What the exercise asks -
Go through the listing below and return every line exactly.

Records for the exercise -
-------

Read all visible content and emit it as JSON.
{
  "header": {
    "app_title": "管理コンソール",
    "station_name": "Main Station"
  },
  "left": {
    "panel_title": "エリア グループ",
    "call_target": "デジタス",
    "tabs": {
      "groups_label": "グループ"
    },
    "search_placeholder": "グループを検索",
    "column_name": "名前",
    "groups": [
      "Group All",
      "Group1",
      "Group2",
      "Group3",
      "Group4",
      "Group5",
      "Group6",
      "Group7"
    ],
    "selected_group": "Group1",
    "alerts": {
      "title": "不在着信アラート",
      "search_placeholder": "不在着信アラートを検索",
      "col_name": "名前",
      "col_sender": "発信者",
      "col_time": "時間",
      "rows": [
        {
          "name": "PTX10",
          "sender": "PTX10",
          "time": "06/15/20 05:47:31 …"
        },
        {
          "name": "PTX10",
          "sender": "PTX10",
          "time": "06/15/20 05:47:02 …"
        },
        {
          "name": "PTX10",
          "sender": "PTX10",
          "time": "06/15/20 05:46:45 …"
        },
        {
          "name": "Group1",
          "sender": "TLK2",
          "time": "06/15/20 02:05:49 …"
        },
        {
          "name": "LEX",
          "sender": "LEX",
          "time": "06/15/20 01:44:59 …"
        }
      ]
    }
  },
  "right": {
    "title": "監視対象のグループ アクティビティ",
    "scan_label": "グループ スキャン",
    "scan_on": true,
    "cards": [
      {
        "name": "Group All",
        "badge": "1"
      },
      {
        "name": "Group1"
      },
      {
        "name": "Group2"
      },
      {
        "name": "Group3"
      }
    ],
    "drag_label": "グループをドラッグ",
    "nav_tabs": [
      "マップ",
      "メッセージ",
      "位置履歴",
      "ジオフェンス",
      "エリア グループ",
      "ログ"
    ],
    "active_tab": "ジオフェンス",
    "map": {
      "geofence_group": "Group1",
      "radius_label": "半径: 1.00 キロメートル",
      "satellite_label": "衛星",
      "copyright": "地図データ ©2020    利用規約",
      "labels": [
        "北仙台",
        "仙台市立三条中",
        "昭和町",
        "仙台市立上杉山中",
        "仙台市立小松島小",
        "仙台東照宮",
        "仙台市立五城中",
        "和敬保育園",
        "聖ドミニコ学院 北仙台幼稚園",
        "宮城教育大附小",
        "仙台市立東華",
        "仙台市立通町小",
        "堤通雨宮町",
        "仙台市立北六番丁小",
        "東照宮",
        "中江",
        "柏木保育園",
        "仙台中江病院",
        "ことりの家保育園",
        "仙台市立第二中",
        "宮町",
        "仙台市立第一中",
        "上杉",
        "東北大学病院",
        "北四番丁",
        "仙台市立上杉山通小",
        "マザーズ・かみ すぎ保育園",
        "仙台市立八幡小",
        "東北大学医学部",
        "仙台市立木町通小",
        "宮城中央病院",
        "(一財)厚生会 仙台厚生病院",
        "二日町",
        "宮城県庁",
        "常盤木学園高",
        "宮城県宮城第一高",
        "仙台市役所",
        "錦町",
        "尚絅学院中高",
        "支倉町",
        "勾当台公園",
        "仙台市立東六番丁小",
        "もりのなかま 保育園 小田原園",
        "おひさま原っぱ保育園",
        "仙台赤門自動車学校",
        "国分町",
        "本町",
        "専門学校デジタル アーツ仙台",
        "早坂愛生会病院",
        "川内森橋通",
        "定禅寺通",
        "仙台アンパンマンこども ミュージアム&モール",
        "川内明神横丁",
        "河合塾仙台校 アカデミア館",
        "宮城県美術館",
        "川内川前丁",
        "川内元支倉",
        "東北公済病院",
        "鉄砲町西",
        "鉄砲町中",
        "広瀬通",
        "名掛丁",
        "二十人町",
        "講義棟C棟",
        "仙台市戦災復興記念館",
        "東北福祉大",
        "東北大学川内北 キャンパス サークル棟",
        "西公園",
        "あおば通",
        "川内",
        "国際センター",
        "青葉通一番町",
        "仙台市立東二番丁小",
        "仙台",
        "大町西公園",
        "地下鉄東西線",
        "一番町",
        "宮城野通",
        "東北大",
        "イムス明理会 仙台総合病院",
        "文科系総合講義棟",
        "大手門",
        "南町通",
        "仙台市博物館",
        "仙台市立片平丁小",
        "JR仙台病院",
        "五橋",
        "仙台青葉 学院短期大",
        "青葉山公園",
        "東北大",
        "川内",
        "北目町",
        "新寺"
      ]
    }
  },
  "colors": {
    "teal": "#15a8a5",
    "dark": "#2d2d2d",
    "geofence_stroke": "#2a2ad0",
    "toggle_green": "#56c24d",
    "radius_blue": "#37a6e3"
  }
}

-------

Answer for this exercise -
Read all visible content and emit it as JSON.
{
  "header": {
    "app_title": "管理コンソール",
    "station_name": "Main Station"
  },
  "left": {
    "panel_title": "エリア グループ",
    "call_target": "デジタス",
    "tabs": {
      "groups_label": "グループ"
    },
    "search_placeholder": "グループを検索",
    "column_name": "名前",
    "groups": [
      "Group All",
      "Group1",
      "Group2",
      "Group3",
      "Group4",
      "Group5",
      "Group6",
      "Group7"
    ],
    "selected_group": "Group1",
    "alerts": {
      "title": "不在着信アラート",
      "search_placeholder": "不在着信アラートを検索",
      "col_name": "名前",
      "col_sender": "発信者",
      "col_time": "時間",
      "rows": [
        {
          "name": "PTX10",
          "sender": "PTX10",
          "time": "06/15/20 05:47:31 …"
        },
        {
          "name": "PTX10",
          "sender": "PTX10",
          "time": "06/15/20 05:47:02 …"
        },
        {
          "name": "PTX10",
          "sender": "PTX10",
          "time": "06/15/20 05:46:45 …"
        },
        {
          "name": "Group1",
          "sender": "TLK2",
          "time": "06/15/20 02:05:49 …"
        },
        {
          "name": "LEX",
          "sender": "LEX",
          "time": "06/15/20 01:44:59 …"
        }
      ]
    }
  },
  "right": {
    "title": "監視対象のグループ アクティビティ",
    "scan_label": "グループ スキャン",
    "scan_on": true,
    "cards": [
      {
        "name": "Group All",
        "badge": "1"
      },
      {
        "name": "Group1"
      },
      {
        "name": "Group2"
      },
      {
        "name": "Group3"
      }
    ],
    "drag_label": "グループをドラッグ",
    "nav_tabs": [
      "マップ",
      "メッセージ",
      "位置履歴",
      "ジオフェンス",
      "エリア グループ",
      "ログ"
    ],
    "active_tab": "ジオフェンス",
    "map": {
      "geofence_group": "Group1",
      "radius_label": "半径: 1.00 キロメートル",
      "satellite_label": "衛星",
      "copyright": "地図データ ©2020    利用規約",
      "labels": [
        "北仙台",
        "仙台市立三条中",
        "昭和町",
        "仙台市立上杉山中",
        "仙台市立小松島小",
        "仙台東照宮",
        "仙台市立五城中",
        "和敬保育園",
        "聖ドミニコ学院 北仙台幼稚園",
        "宮城教育大附小",
        "仙台市立東華",
        "仙台市立通町小",
        "堤通雨宮町",
        "仙台市立北六番丁小",
        "東照宮",
        "中江",
        "柏木保育園",
        "仙台中江病院",
        "ことりの家保育園",
        "仙台市立第二中",
        "宮町",
        "仙台市立第一中",
        "上杉",
        "東北大学病院",
        "北四番丁",
        "仙台市立上杉山通小",
        "マザーズ・かみ すぎ保育園",
        "仙台市立八幡小",
        "東北大学医学部",
        "仙台市立木町通小",
        "宮城中央病院",
        "(一財)厚生会 仙台厚生病院",
        "二日町",
        "宮城県庁",
        "常盤木学園高",
        "宮城県宮城第一高",
        "仙台市役所",
        "錦町",
        "尚絅学院中高",
        "支倉町",
        "勾当台公園",
        "仙台市立東六番丁小",
        "もりのなかま 保育園 小田原園",
        "おひさま原っぱ保育園",
        "仙台赤門自動車学校",
        "国分町",
        "本町",
        "専門学校デジタル アーツ仙台",
        "早坂愛生会病院",
        "川内森橋通",
        "定禅寺通",
        "仙台アンパンマンこども ミュージアム&モール",
        "川内明神横丁",
        "河合塾仙台校 アカデミア館",
        "宮城県美術館",
        "川内川前丁",
        "川内元支倉",
        "東北公済病院",
        "鉄砲町西",
        "鉄砲町中",
        "広瀬通",
        "名掛丁",
        "二十人町",
        "講義棟C棟",
        "仙台市戦災復興記念館",
        "東北福祉大",
        "東北大学川内北 キャンパス サークル棟",
        "西公園",
        "あおば通",
        "川内",
        "国際センター",
        "青葉通一番町",
        "仙台市立東二番丁小",
        "仙台",
        "大町西公園",
        "地下鉄東西線",
        "一番町",
        "宮城野通",
        "東北大",
        "イムス明理会 仙台総合病院",
        "文科系総合講義棟",
        "大手門",
        "南町通",
        "仙台市博物館",
        "仙台市立片平丁小",
        "JR仙台病院",
        "五橋",
        "仙台青葉 学院短期大",
        "青葉山公園",
        "東北大",
        "川内",
        "北目町",
        "新寺"
      ]
    }
  },
  "colors": {
    "teal": "#15a8a5",
    "dark": "#2d2d2d",
    "geofence_stroke": "#2a2ad0",
    "toggle_green": "#56c24d",
    "radius_blue": "#37a6e3"
  }
}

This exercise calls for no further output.